LGBTQ people in the U.S. and Russia are marginalized differently. While Americans can look at Russia’s draconian laws and attitudes toward its LGBTQ citizens, America isn’t looking so good these days. Aside from Florida’s “Don’t Say Gay Law” passed this year, anti-LGBTQ discrimination in the U.S. has taken a hard-right political turn since Trump. With Roe v Wade overturned this year, many of us are disheartened and worried about what will happen to the goals of reproductive justice, marriage equality, our right to same-gender intimacy, and the fight to combat over 300 anti-LGBTQ+ legislation bills in 28 states so far this year.
Russia likes to exploit tensions of race and racism in America, especially when it can expose America’s hypocrisy as a paragon of democracy on the world stage. It’s clear that Brittany is wrongly detained in Russia. However, regarding the number of wrongful convictions, the U.S. leads all nations. The U.S. incarcerates Black and brown people at five times the rate of whites. Over 2400 people have been exonerated in the United States since 1989.
Who wins the get-out-of-jail card?
Rev. Al Sharpton has asked Biden to arrange for him and a group of faith leaders to meet with Grinner. Former NBA player Dennis Rodman said he was going to get her. Their hopes have not panned out. Griner, however, is not the only American who’s run afoul of Russia’s strict drug laws. Last year, Maryland history teacher Marc Vogel, 60, was sentenced to 14 years for entering with medical marijuana to treat chronic pain. In 2018, former Marine Paul Whelan, 52, was sentenced to 16 years on suspicion of spying, and there are others. Is Brittany a good political bargaining chip? Biden needs the black vote for re-election and must uphold his promise to black America. But what will it do for our fraught race relations here?

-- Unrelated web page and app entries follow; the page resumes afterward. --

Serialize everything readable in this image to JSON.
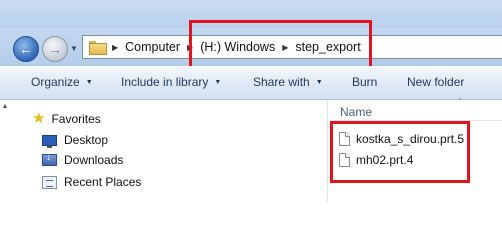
{
  "address": {
    "crumbs": [
      "Computer",
      "(H:) Windows",
      "step_export"
    ]
  },
  "toolbar": {
    "organize": "Organize",
    "include_in_library": "Include in library",
    "share_with": "Share with",
    "burn": "Burn",
    "new_folder": "New folder"
  },
  "nav": {
    "favorites": "Favorites",
    "items": [
      "Desktop",
      "Downloads",
      "Recent Places"
    ]
  },
  "files": {
    "column_name": "Name",
    "items": [
      "kostka_s_dirou.prt.5",
      "mh02.prt.4"
    ]
  },
  "colors": {
    "highlight": "#e0141e",
    "accent": "#2f67b8"
  }
}
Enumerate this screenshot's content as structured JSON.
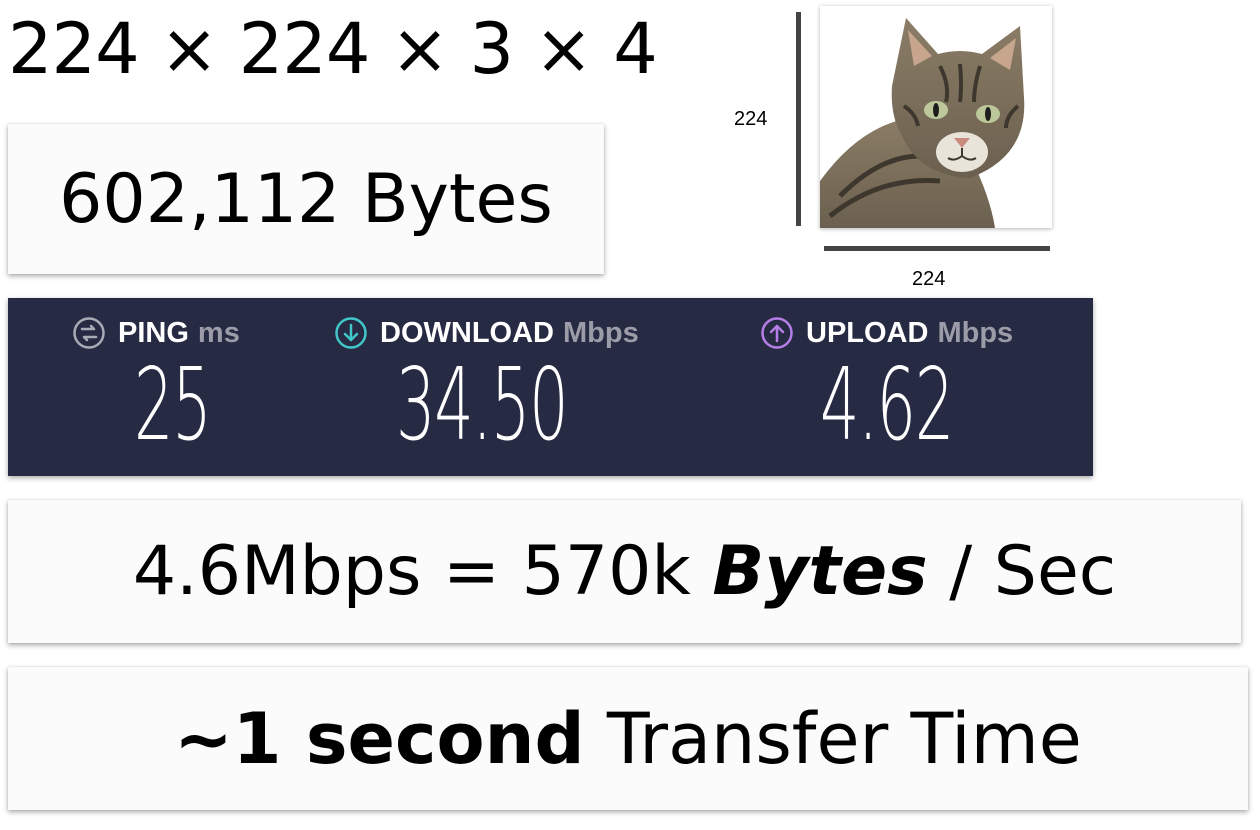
{
  "formula": "224 × 224 × 3 × 4",
  "bytes_total": "602,112 Bytes",
  "image": {
    "height_label": "224",
    "width_label": "224"
  },
  "speedtest": {
    "ping": {
      "label": "PING",
      "unit": "ms",
      "value": "25",
      "icon": "ping-icon"
    },
    "download": {
      "label": "DOWNLOAD",
      "unit": "Mbps",
      "value": "34.50",
      "icon": "download-icon"
    },
    "upload": {
      "label": "UPLOAD",
      "unit": "Mbps",
      "value": "4.62",
      "icon": "upload-icon"
    }
  },
  "rate": {
    "part1": "4.6Mbps = 570k ",
    "emph": "Bytes",
    "part2": " / Sec"
  },
  "transfer": {
    "emph": "~1 second",
    "rest": " Transfer Time"
  },
  "colors": {
    "panel_bg": "#272a43",
    "ping_icon": "#a8aab6",
    "download_icon": "#41c7c9",
    "upload_icon": "#b57ee6"
  }
}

Moreover, a prisoner swap might encourage more hostage-taking. With no trade, Griner might languish in a Russian prison. Griner’s imprisonment has highlighted Russia’s and America’s ongoing power struggle. Also, her marginalized intersectional identities in America –race, class, gender, and sexuality — have highlighted the reason why she’s over there.